The Brothers' Quarrel
The Taking of Thebes
The Childhood of Paris
Muster of the Troops
Sacrifice of Iphigenia
The Wrath of Achilles
Death of Hector and Achilles
The Burning of Troy
Heroic Death of Codrus
The Blind Poet
The Rise of Sparta
The Spartan Training
The Brave Spartan Boy
Public Tables in Sparta
Laws of Lycurgus
The Messenian War
The Music of Tyrtaeus
Aristomenes' Escape
The Olympic Games
Milo of Croton
The Jealous Athlete
The Girls' Games
The Bloody Laws of Draco
The Laws of Solon
The First Plays
The Tyrant Pisistratus
The Tyrant's Insult
Death of the Conspirators
Hippias Driven out of Athens
The Great King
Hippias Visits Darius
Destruction of the Persian Host
Advance of the Second Host
The Battle of Marathon
Miltiades' Disgrace
Aristides the Just
Two Noble Spartan Youths
The Great Army
Preparations for Defense
Leonidas at Thermopylae
Death of Leonidas
The Burning of Athens
Battles of Salamis and Plataea
The Rebuilding of Athens
Death of Pausanias
Cimon Improves Athens
The Earthquake
The Age of Pericles
Teachings of Anaxagoras
Peloponnesian War Begins
Death of Pericles
The Philosopher Socrates
Socrates' Favorite Pupil
Youth of Alcibiades
Greek Colonies in Italy
Alcibiades in Disgrace
Death of Alcibiades
Overthrow of Thirty Tyrants
Accusation of Socrates
Death of Socrates
The Defeat of Cyrus
Retreat of the Ten Thousand
Agesilaus in Asia
A Strange Interview
The Peace of Antalcidas
The Theban Friends
Thebes Free Once More
The Battle of Leuctra
Death of Pelopidas
The Battle of Mantinea
The Tyrant of Syracuse
Damon and Pythias
The Sword of Damocles
Dion and Dionysius
Civil War in Syracuse
Death of Dion
Philip of Macedon
Philip Begins His Conquests
The Orator Demosthenes
Philip Masters Greece
Birth of Alexander
The Steed Bucephalus
Alexander as King
Alexander and Diogenes
Alexander's Beginning
The Gordian Knot
Alexander's Royal Captives
Alexander at Jerusalem
The African Desert
Death of Darius
Defeat of Porus
Return to Babylon
Death of Alexander
Division of the Realm
Death of Demosthenes
Last of the Athenians
The Colossus of Rhodes
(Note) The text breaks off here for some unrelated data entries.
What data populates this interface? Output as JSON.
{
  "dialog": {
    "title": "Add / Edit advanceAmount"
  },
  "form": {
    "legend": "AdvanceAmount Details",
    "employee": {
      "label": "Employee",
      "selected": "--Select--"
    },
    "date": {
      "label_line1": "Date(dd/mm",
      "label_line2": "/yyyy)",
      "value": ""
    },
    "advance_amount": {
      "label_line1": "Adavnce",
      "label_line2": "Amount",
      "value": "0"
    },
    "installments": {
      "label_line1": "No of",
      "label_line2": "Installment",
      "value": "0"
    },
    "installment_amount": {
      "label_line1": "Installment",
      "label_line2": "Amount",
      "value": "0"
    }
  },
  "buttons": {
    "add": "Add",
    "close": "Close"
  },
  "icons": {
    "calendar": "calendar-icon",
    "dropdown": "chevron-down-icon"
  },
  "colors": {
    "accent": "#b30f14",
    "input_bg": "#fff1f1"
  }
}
The Battle of Ipsus
Demetrius and the Athenians
The Achaean League
Division in Sparta
Death of Agis
War of the Two Leagues
The Last of the Greeks
Greece a Roman Province